And I cannot end this perusal of my pandemic reading without the recently translated two-volume Adolf Hitler biography by Volker Ullrich. I am an amateur historian of this period of German history and have read, I think, all significant available Hitler biographies. This new one by Ullrich will not replace the ones by Ian Kershaw, Joachim Fest, John Toland, or Allen Bullock, but it supplements them by focusing sharply on the person of Adolf Hitler as a man in his time. I remain fascinated by this monstrous man (much to the chagrin of my family!) because evil is inherently a fascinating phenomenon. As a theologian, part of my work is to understand the existence of evil as well as I can, and in Hitler we find one of history’s most concentrated models of evil incarnate.

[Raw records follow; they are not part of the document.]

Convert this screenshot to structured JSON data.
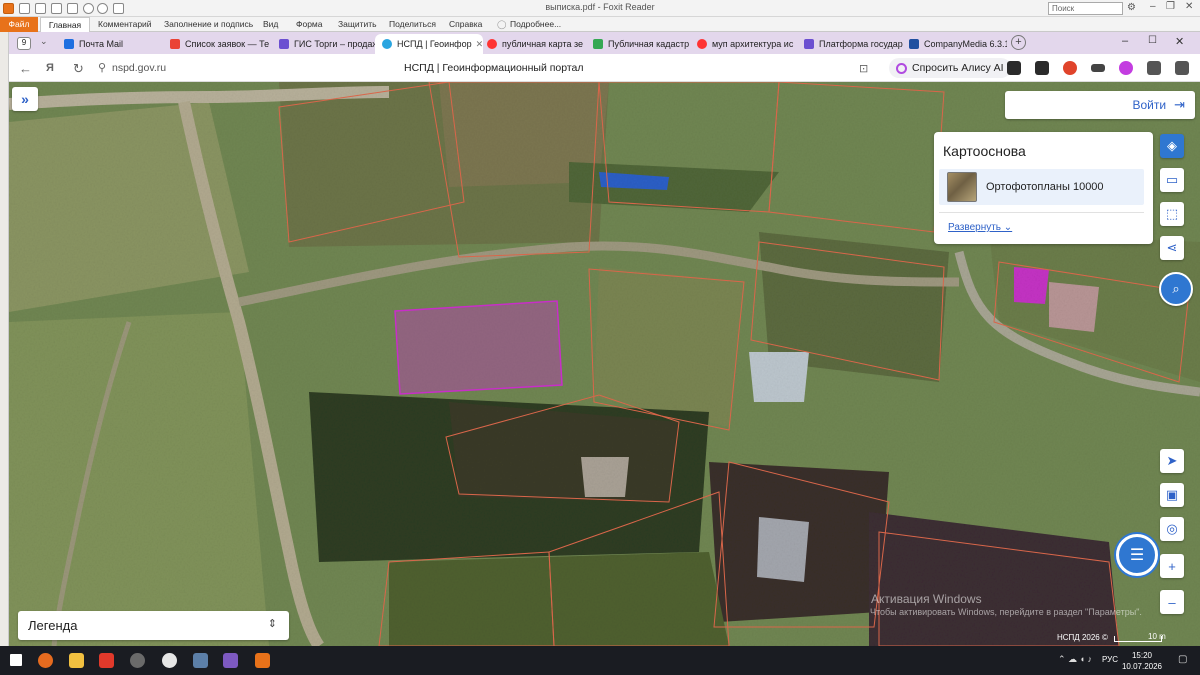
{
  "foxit": {
    "window_title": "выписка.pdf - Foxit Reader",
    "search_placeholder": "Поиск",
    "file_tab": "Файл",
    "home_tab": "Главная",
    "menu": [
      "Комментарий",
      "Заполнение и подпись",
      "Вид",
      "Форма",
      "Защитить",
      "Поделиться",
      "Справка",
      "Подробнее..."
    ]
  },
  "browser": {
    "tab_counter": "9",
    "tabs": [
      {
        "label": "Почта Mail",
        "color": "#1f6fe0"
      },
      {
        "label": "Список заявок — Те",
        "color": "#ea4335"
      },
      {
        "label": "ГИС Торги – продаж",
        "color": "#6b4fd1"
      },
      {
        "label": "НСПД | Геоинфор",
        "color": "#2aa5e0",
        "active": true
      },
      {
        "label": "публичная карта зе",
        "color": "#f33"
      },
      {
        "label": "Публичная кадастр",
        "color": "#34a853"
      },
      {
        "label": "муп архитектура ис",
        "color": "#f33"
      },
      {
        "label": "Платформа государ",
        "color": "#6b4fd1"
      },
      {
        "label": "CompanyMedia 6.3.1",
        "color": "#1f4fa0"
      }
    ],
    "url": "nspd.gov.ru",
    "page_title": "НСПД | Геоинформационный портал",
    "alice_label": "Спросить Алису AI"
  },
  "map": {
    "login_label": "Войти",
    "basemap_title": "Картооснова",
    "ortho_label": "Ортофотопланы 10000",
    "expand_label": "Развернуть",
    "legend_label": "Легенда",
    "copyright": "НСПД 2026 ©",
    "scale_label": "10 m",
    "watermark_title": "Активация Windows",
    "watermark_text": "Чтобы активировать Windows, перейдите в раздел \"Параметры\"."
  },
  "taskbar": {
    "lang": "РУС",
    "time": "15:20",
    "date": "10.07.2026"
  }
}
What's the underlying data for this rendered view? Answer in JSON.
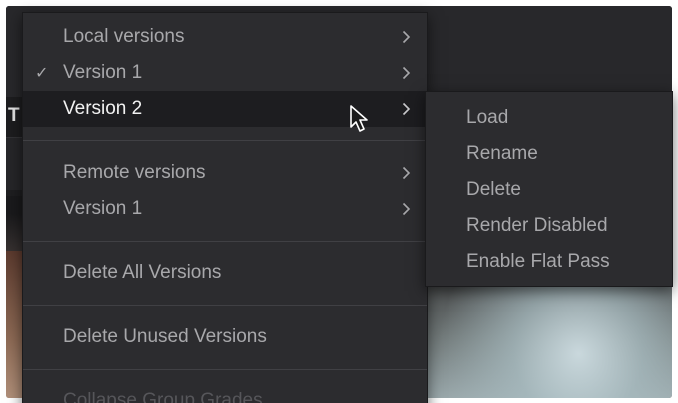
{
  "context_menu": {
    "items": [
      {
        "label": "Local versions",
        "checked": false,
        "submenu": true,
        "highlighted": false,
        "disabled": false
      },
      {
        "label": "Version 1",
        "checked": true,
        "submenu": true,
        "highlighted": false,
        "disabled": false
      },
      {
        "label": "Version 2",
        "checked": false,
        "submenu": true,
        "highlighted": true,
        "disabled": false
      },
      {
        "label": "Remote versions",
        "checked": false,
        "submenu": true,
        "highlighted": false,
        "disabled": false
      },
      {
        "label": "Version 1",
        "checked": false,
        "submenu": true,
        "highlighted": false,
        "disabled": false
      },
      {
        "label": "Delete All Versions",
        "checked": false,
        "submenu": false,
        "highlighted": false,
        "disabled": false
      },
      {
        "label": "Delete Unused Versions",
        "checked": false,
        "submenu": false,
        "highlighted": false,
        "disabled": false
      },
      {
        "label": "Collapse Group Grades",
        "checked": false,
        "submenu": false,
        "highlighted": false,
        "disabled": true
      }
    ],
    "checkmark_glyph": "✓"
  },
  "submenu": {
    "items": [
      {
        "label": "Load"
      },
      {
        "label": "Rename"
      },
      {
        "label": "Delete"
      },
      {
        "label": "Render Disabled"
      },
      {
        "label": "Enable Flat Pass"
      }
    ]
  },
  "background_app": {
    "tab_letter": "T"
  },
  "colors": {
    "menu_bg": "#2c2c2f",
    "highlight_bg": "#1d1d20",
    "text": "#a8a8ab",
    "highlight_text": "#f2f2f2",
    "disabled_text": "#56565a"
  },
  "icons": {
    "submenu_arrow": "chevron-right-icon",
    "cursor": "mouse-pointer-icon"
  }
}
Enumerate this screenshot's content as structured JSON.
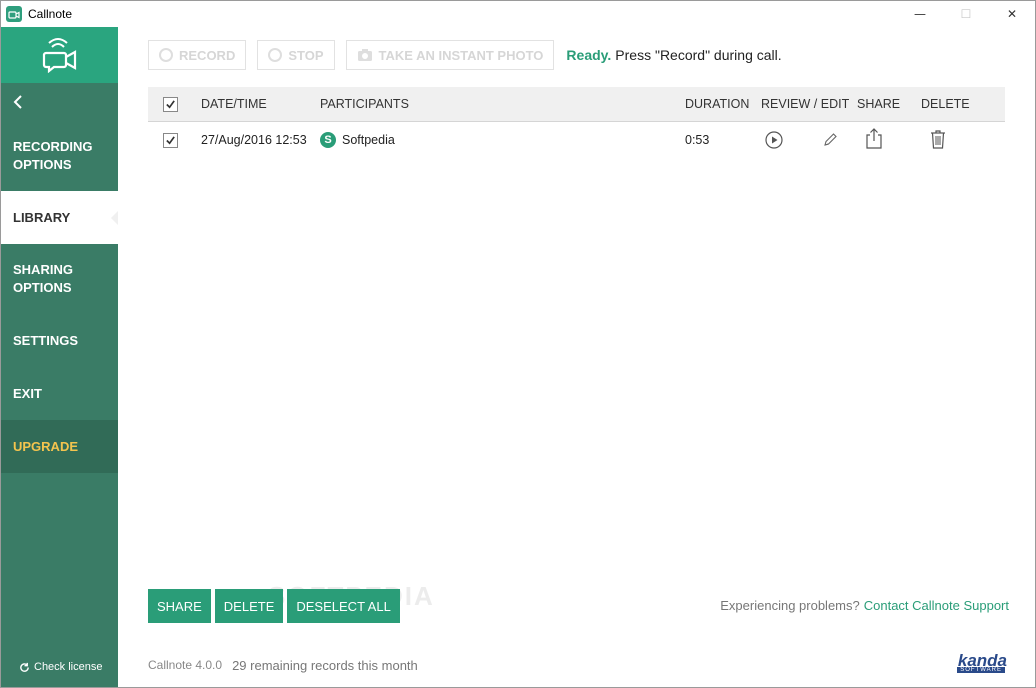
{
  "window": {
    "title": "Callnote",
    "controls": [
      "—",
      "☐",
      "✕"
    ]
  },
  "sidebar": {
    "items": [
      {
        "label_lines": [
          "RECORDING",
          "OPTIONS"
        ]
      },
      {
        "label_lines": [
          "LIBRARY"
        ]
      },
      {
        "label_lines": [
          "SHARING",
          "OPTIONS"
        ]
      },
      {
        "label_lines": [
          "SETTINGS"
        ]
      },
      {
        "label_lines": [
          "EXIT"
        ]
      },
      {
        "label_lines": [
          "UPGRADE"
        ]
      }
    ],
    "active_index": 1,
    "check_license": "Check license"
  },
  "toolbar": {
    "record_label": "RECORD",
    "stop_label": "STOP",
    "photo_label": "TAKE AN INSTANT PHOTO",
    "status_ready": "Ready.",
    "status_text": "Press \"Record\" during call."
  },
  "table": {
    "headers": {
      "date": "DATE/TIME",
      "participants": "PARTICIPANTS",
      "duration": "DURATION",
      "review": "REVIEW / EDIT",
      "share": "SHARE",
      "delete": "DELETE"
    },
    "rows": [
      {
        "checked": true,
        "date": "27/Aug/2016 12:53",
        "participant": "Softpedia",
        "duration": "0:53"
      }
    ]
  },
  "actions": {
    "share_label": "SHARE",
    "delete_label": "DELETE",
    "deselect_label": "DESELECT ALL"
  },
  "support": {
    "prompt": "Experiencing problems?",
    "link": "Contact Callnote Support"
  },
  "watermark": "SOFTPEDIA",
  "footer": {
    "version": "Callnote 4.0.0",
    "remaining": "29 remaining records this month",
    "brand": "kanda",
    "brand_sub": "SOFTWARE"
  },
  "colors": {
    "accent": "#2a9d78",
    "sidebar": "#3a7c66",
    "upgrade_text": "#f4c44e"
  }
}
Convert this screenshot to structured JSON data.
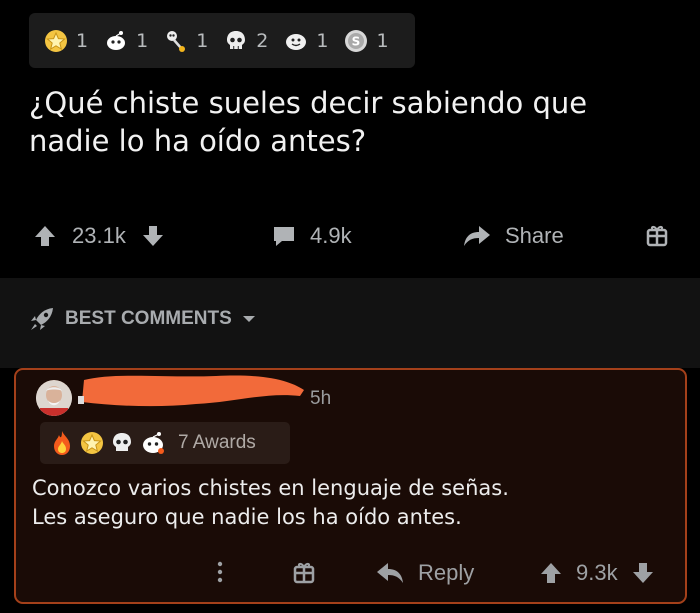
{
  "post": {
    "awards": [
      {
        "icon": "gold-star-award-icon",
        "count": "1"
      },
      {
        "icon": "snoo-wholesome-award-icon",
        "count": "1"
      },
      {
        "icon": "skeleton-flower-award-icon",
        "count": "1"
      },
      {
        "icon": "skull-award-icon",
        "count": "2"
      },
      {
        "icon": "face-award-icon",
        "count": "1"
      },
      {
        "icon": "silver-coin-award-icon",
        "count": "1"
      }
    ],
    "title": "¿Qué chiste sueles decir sabiendo que nadie lo ha oído antes?",
    "upvotes": "23.1k",
    "comments": "4.9k",
    "share_label": "Share"
  },
  "sort": {
    "label": "BEST COMMENTS"
  },
  "comment": {
    "time": "5h",
    "awards_label": "7 Awards",
    "body_line1": "Conozco varios chistes en lenguaje de señas.",
    "body_line2": "Les aseguro que nadie los ha oído antes.",
    "reply_label": "Reply",
    "score": "9.3k"
  },
  "colors": {
    "accent_border": "#a4401a",
    "comment_bg": "#1a0b06",
    "redaction": "#f26a3a"
  }
}
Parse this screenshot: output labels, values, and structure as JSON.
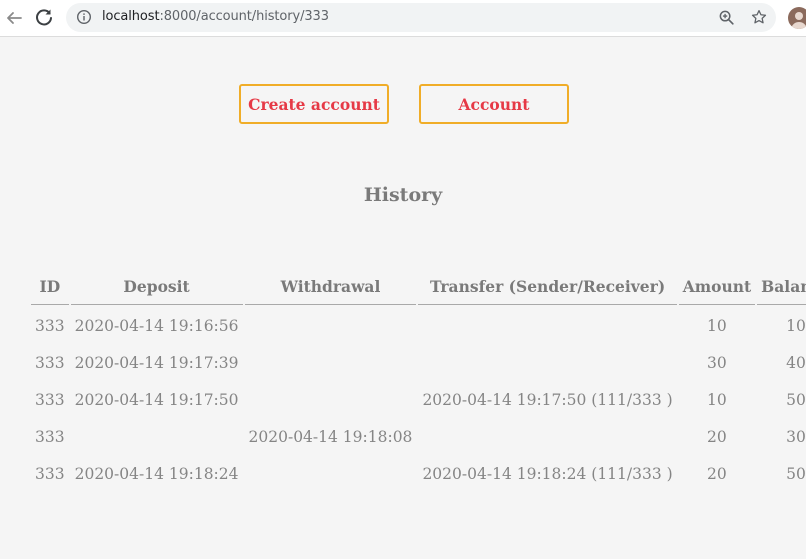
{
  "browser": {
    "url_host": "localhost",
    "url_path": ":8000/account/history/333",
    "icons": {
      "back": "arrow-left-icon",
      "reload": "reload-icon",
      "info": "info-icon",
      "zoom": "zoom-in-icon",
      "bookmark": "star-icon",
      "profile": "avatar"
    }
  },
  "nav": {
    "create_account": "Create account",
    "account": "Account"
  },
  "page": {
    "title": "History"
  },
  "table": {
    "headers": [
      "ID",
      "Deposit",
      "Withdrawal",
      "Transfer (Sender/Receiver)",
      "Amount",
      "Balance"
    ],
    "rows": [
      {
        "id": "333",
        "deposit": "2020-04-14 19:16:56",
        "withdrawal": "",
        "transfer": "",
        "amount": "10",
        "balance": "10"
      },
      {
        "id": "333",
        "deposit": "2020-04-14 19:17:39",
        "withdrawal": "",
        "transfer": "",
        "amount": "30",
        "balance": "40"
      },
      {
        "id": "333",
        "deposit": "2020-04-14 19:17:50",
        "withdrawal": "",
        "transfer": "2020-04-14 19:17:50 (111/333 )",
        "amount": "10",
        "balance": "50"
      },
      {
        "id": "333",
        "deposit": "",
        "withdrawal": "2020-04-14 19:18:08",
        "transfer": "",
        "amount": "20",
        "balance": "30"
      },
      {
        "id": "333",
        "deposit": "2020-04-14 19:18:24",
        "withdrawal": "",
        "transfer": "2020-04-14 19:18:24 (111/333 )",
        "amount": "20",
        "balance": "50"
      }
    ]
  },
  "colors": {
    "button_border": "#f0ad28",
    "button_text": "#e63946",
    "text": "#858585",
    "background": "#f5f5f5"
  }
}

In addition, in response to the now readily apparent deep divide in US America between and among the various races in our country, I have tried to read several books that address that dangerous fissure in multiple ways. I point to White Fragility, the first one I read and found very helpful to me as a white man. Then I read The Color of Compromise by Jemar Tisby, a searing portrait of the terrible ways that the Christian church has throughout its history in US America aided the racial divide while all the time announcing that it really was in favor of racial equality. Currently, my wife and I are reading aloud the shocking and riveting Caste, by Isabel Wilkerson, a book all US Americans should read, because it catalogues in grievous detail and with numerous terrible stories just how our nation is so appallingly divided. Warning: it is not an easy book to read.
So there is at least some of the reading I have done over the past year. It is, as you can see, a very eclectic and wide-ranging list. And what have I learned? Well, the beauty of reading in retirement, and out of school, is that there will be no test! Well, not a formal test, at any rate. But there will be, I imagine, a personal perusal of the time and energy spent in all this reading, and an appraisal of its ultimate worth. I have no doubt at all that this reading is worth every minute from the lighter to the heavier, from the slight to the thick. I have learned and grown, been challenged and shocked, been enlivened and called into question. Koheleth, that strange biblical cynic, said “Of the making of books there is no end,” and I say, thank God. Yet, he also said, “much study is a weariness of the flesh,” and with that sentiment I could not disagree more. YHWH in Deuteronomy urged the faithful to love God with “heart, soul, and might” (Deut. 6:5). In Hebrew these words mean in our modern context: “mind and intelligence, the whole of one’s life, and all of one’s energy and commitment.” Surely, deep and wide reading can certainly aid us in that divine command. I know it has without doubt done that for me; in my reading I have indeed learned to love God all the more.
(Images from Wikimedia Commons)